Do you have a tree that is really special to you? Maybe it is a unique species that you had to look far and wide for, or perhaps the tree is decades old and its value lies in its age. Storms damage trees pretty indiscriminately. A storm doesn't care whether the tree is a common maple or a rare ginkgo; if the wind is strong enough, it will take the tree down. However, there is one preventative measure that may help your valued tree survive: cabling and bracing. Below, take a closer look at this procedure and what it involves.
What are cabling and bracing?
As the names suggest, cabling and bracing are strategies that involve using cables and braces to give a tree structural support. More specifically, the tree will be hooked to something else, or its own branches may be cabled together to keep them from cracking. Tree care services customize the bracing and cabling techniques based on the tree's unique needs. For instance, if one limb looks particularly weak, that limb may be double-braced to one of the tree's stronger limbs to keep it from developing a crack in its crotch should a heavy wind blow through.
How do cabling and bracing work?

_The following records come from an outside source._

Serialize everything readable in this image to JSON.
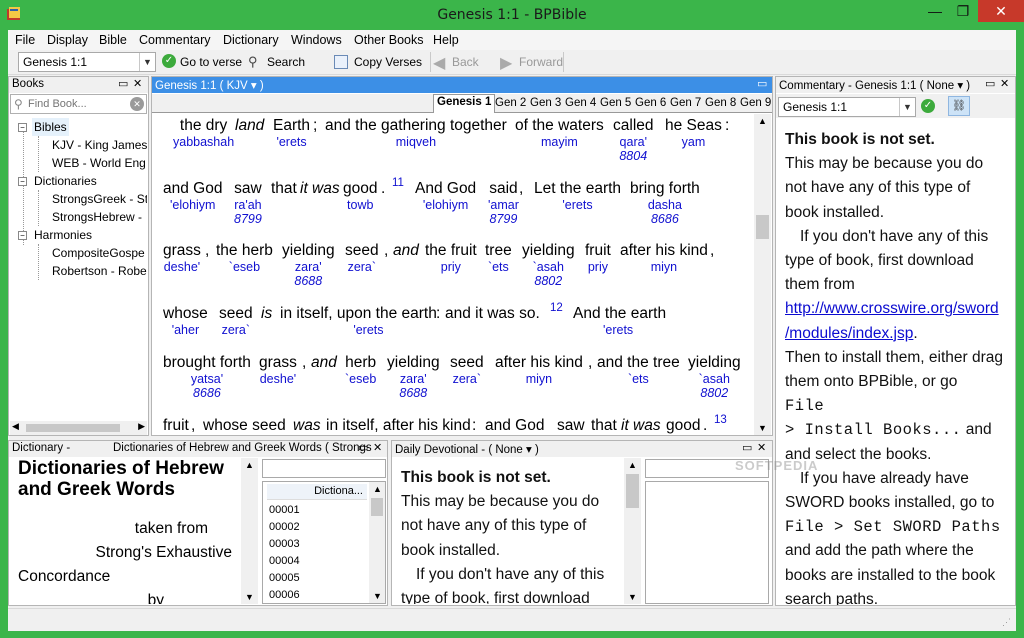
{
  "window": {
    "title": "Genesis 1:1 - BPBible"
  },
  "menu": [
    "File",
    "Display",
    "Bible",
    "Commentary",
    "Dictionary",
    "Windows",
    "Other Books",
    "Help"
  ],
  "toolbar": {
    "ref": "Genesis 1:1",
    "goto": "Go to verse",
    "search": "Search",
    "copy": "Copy Verses",
    "back": "Back",
    "forward": "Forward"
  },
  "books_pane": {
    "title": "Books",
    "placeholder": "Find Book...",
    "tree": {
      "bibles": "Bibles",
      "kjv": "KJV - King James",
      "web": "WEB - World Eng",
      "dictionaries": "Dictionaries",
      "greek": "StrongsGreek - St",
      "hebrew": "StrongsHebrew -",
      "harmonies": "Harmonies",
      "composite": "CompositeGospe",
      "robertson": "Robertson - Robe"
    }
  },
  "bible_pane": {
    "title": "Genesis 1:1 ( KJV ▾ )",
    "tabs": [
      "Genesis 1",
      "Gen 2",
      "Gen 3",
      "Gen 4",
      "Gen 5",
      "Gen 6",
      "Gen 7",
      "Gen 8",
      "Gen 9"
    ],
    "verse_numbers": [
      "11",
      "12",
      "13"
    ],
    "lines": {
      "l1": [
        "the dry",
        "land",
        "Earth",
        ";",
        "and the gathering together",
        "of the waters",
        "called",
        "he Seas",
        ":"
      ],
      "l1t": [
        "yabbashah",
        "'erets",
        "miqveh",
        "mayim",
        "qara'",
        "yam"
      ],
      "l1n": [
        "8804"
      ],
      "l2": [
        "and God",
        "saw",
        "that",
        "it was",
        "good",
        ".",
        "And God",
        "said",
        ",",
        "Let the earth",
        "bring forth"
      ],
      "l2t": [
        "'elohiym",
        "ra'ah",
        "towb",
        "'elohiym",
        "'amar",
        "'erets",
        "dasha"
      ],
      "l2n": [
        "8799",
        "8799",
        "8686"
      ],
      "l3": [
        "grass",
        ",",
        "the herb",
        "yielding",
        "seed",
        ",",
        "and",
        "the fruit",
        "tree",
        "yielding",
        "fruit",
        "after his kind",
        ","
      ],
      "l3t": [
        "deshe'",
        "`eseb",
        "zara'",
        "zera`",
        "priy",
        "`ets",
        "`asah",
        "priy",
        "miyn"
      ],
      "l3n": [
        "8688",
        "8802"
      ],
      "l4": [
        "whose",
        "seed",
        "is",
        "in itself, upon the earth",
        ":",
        "and it was so.",
        "And the earth"
      ],
      "l4t": [
        "'aher",
        "zera`",
        "'erets",
        "'erets"
      ],
      "l5": [
        "brought forth",
        "grass",
        ",",
        "and",
        "herb",
        "yielding",
        "seed",
        "after his kind",
        ",",
        "and the tree",
        "yielding"
      ],
      "l5t": [
        "yatsa'",
        "deshe'",
        "`eseb",
        "zara'",
        "zera`",
        "miyn",
        "`ets",
        "`asah"
      ],
      "l5n": [
        "8686",
        "8688",
        "8802"
      ],
      "l6": [
        "fruit",
        ",",
        "whose seed",
        "was",
        "in itself, after his kind",
        ":",
        "and God",
        "saw",
        "that",
        "it was",
        "good",
        "."
      ]
    }
  },
  "commentary_pane": {
    "title": "Commentary - Genesis 1:1 ( None ▾ )",
    "ref": "Genesis 1:1",
    "not_set": "This book is not set.",
    "p1": "This may be because you do not have any of this type of book installed.",
    "p2a": "If you don't have any of this type of book, first download them from",
    "url1": "http://www.crosswire.org/sword",
    "url2": "/modules/index.jsp",
    "p2c": "Then to install them, either drag them onto BPBible, or go",
    "cmd1a": "File",
    "cmd1b": "> Install Books...",
    "p2d": "and select the books.",
    "p3a": "If you have already have SWORD books installed, go to",
    "cmd2": "File > Set SWORD Paths",
    "p3b": "and add the path where the books are installed to the book search paths."
  },
  "dictionary_pane": {
    "title_left": "Dictionary -",
    "title_right": "Dictionaries of Hebrew and Greek Words ( Strongs",
    "heading": "Dictionaries of Hebrew and Greek Words",
    "line1": "taken from",
    "line2": "Strong's Exhaustive",
    "line3": "Concordance",
    "line4": "by",
    "list_header": "Dictiona...",
    "entries": [
      "00001",
      "00002",
      "00003",
      "00004",
      "00005",
      "00006"
    ]
  },
  "devotional_pane": {
    "title": "Daily Devotional - ( None ▾ )",
    "not_set": "This book is not set.",
    "p1": "This may be because you do not have any of this type of book installed.",
    "p2": "If you don't have any of this type of book, first download"
  },
  "watermark": "SOFTPEDIA",
  "colors": {
    "frame": "#3bb54a",
    "active_head": "#3c8fe6",
    "strongs": "#1010d0",
    "close": "#c7392a"
  }
}
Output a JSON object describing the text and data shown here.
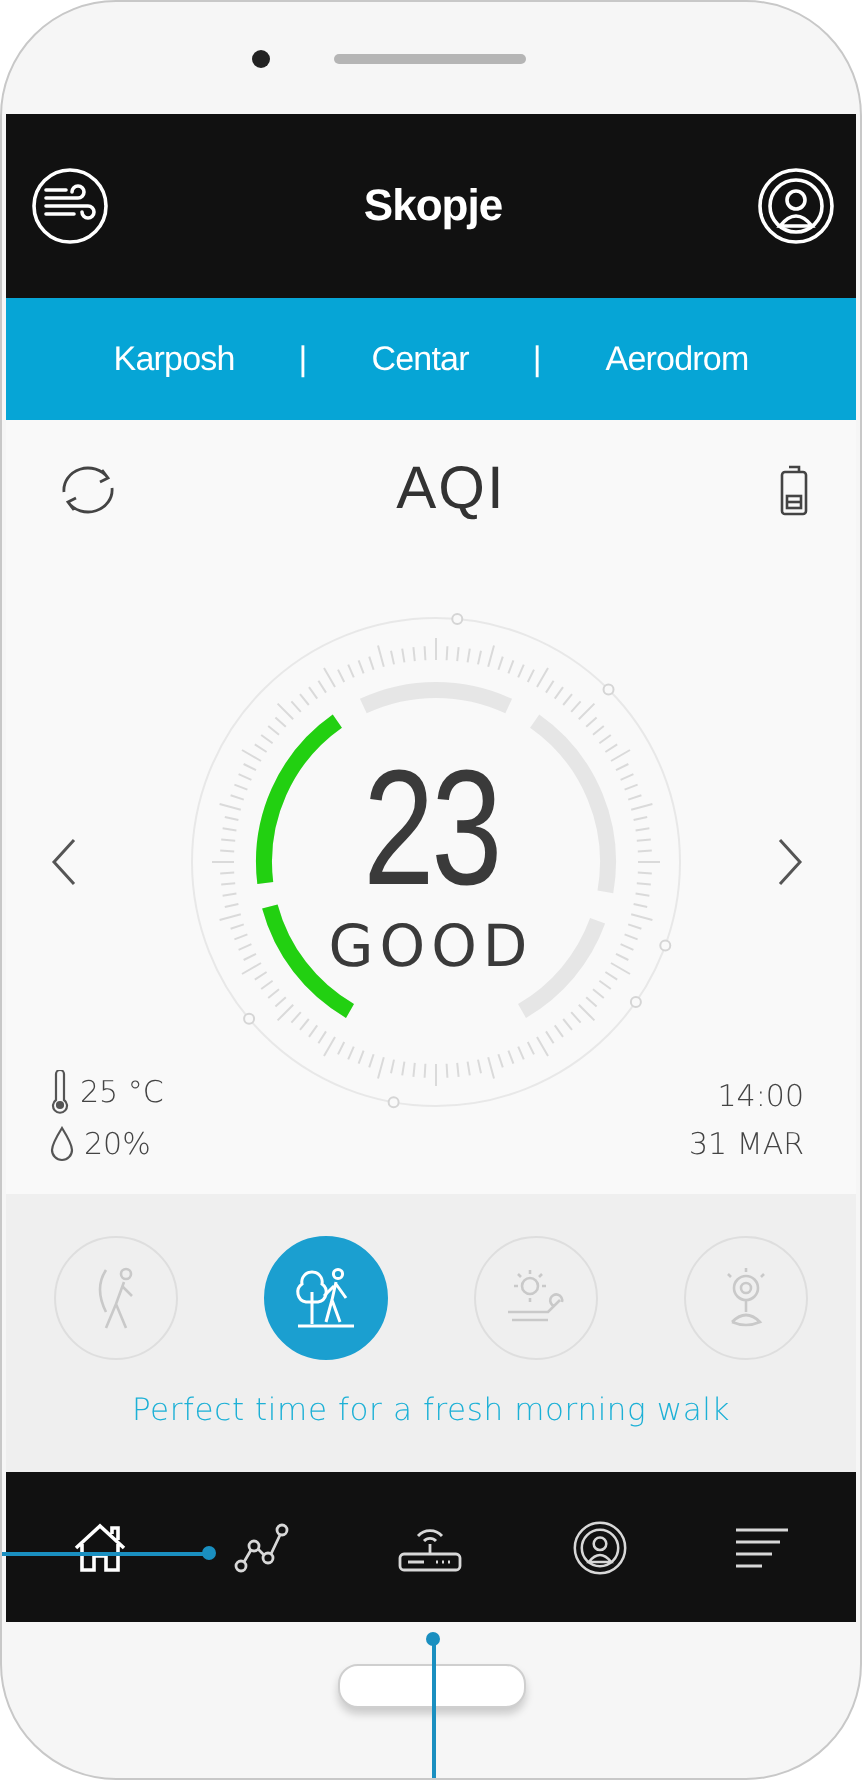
{
  "header": {
    "title": "Skopje"
  },
  "districts": [
    {
      "kind": "tab",
      "label": "Karposh"
    },
    {
      "kind": "separator",
      "label": "|"
    },
    {
      "kind": "tab",
      "label": "Centar"
    },
    {
      "kind": "separator",
      "label": "|"
    },
    {
      "kind": "tab",
      "label": "Aerodrom"
    }
  ],
  "aqi": {
    "title": "AQI",
    "value": "23",
    "status": "GOOD"
  },
  "weather": {
    "temperature": "25 °C",
    "humidity": "20%"
  },
  "clock": {
    "time": "14:00",
    "date": "31 MAR"
  },
  "activities": [
    {
      "kind": "stretch",
      "selected": false
    },
    {
      "kind": "walk",
      "selected": true
    },
    {
      "kind": "sunbathe",
      "selected": false
    },
    {
      "kind": "meditate",
      "selected": false
    }
  ],
  "tip": "Perfect time for a fresh morning walk",
  "nav": [
    {
      "kind": "home",
      "selected": true
    },
    {
      "kind": "chart",
      "selected": false
    },
    {
      "kind": "router",
      "selected": false
    },
    {
      "kind": "broadcast",
      "selected": false
    },
    {
      "kind": "menu",
      "selected": false
    }
  ]
}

Cabling and bracing essentially work by keeping the tree's limbs from swaying in the wind so much. It's this swaying that often causes the branch to crack and then break away from the tree entirely. Your tree care expert will consider the direction of the prevailing winds when placing the braces and cables. For example, if the winds in your area tend to blow from east to west, then the tree care company may place cables to the east and west to prevent sway in this direction. Those same cables will offer some, but not as much, support to the north and south.
Which trees need to be cabled and braced?
Any tree that you deem valuable and prone to storm damage can be braced and cabled before storm season. This service is particularly useful for any tree that has multiple large limbs or a crotched trunk. Trees with a strong single trunk and multiple small branches are less prone to storm damage and may not need to be braced. Have a tree care expert take a look; they'll tell you where bracing is and is not needed.
Cabling and bracing are great for storm damage prevention. Reach out to a local tree service to learn more.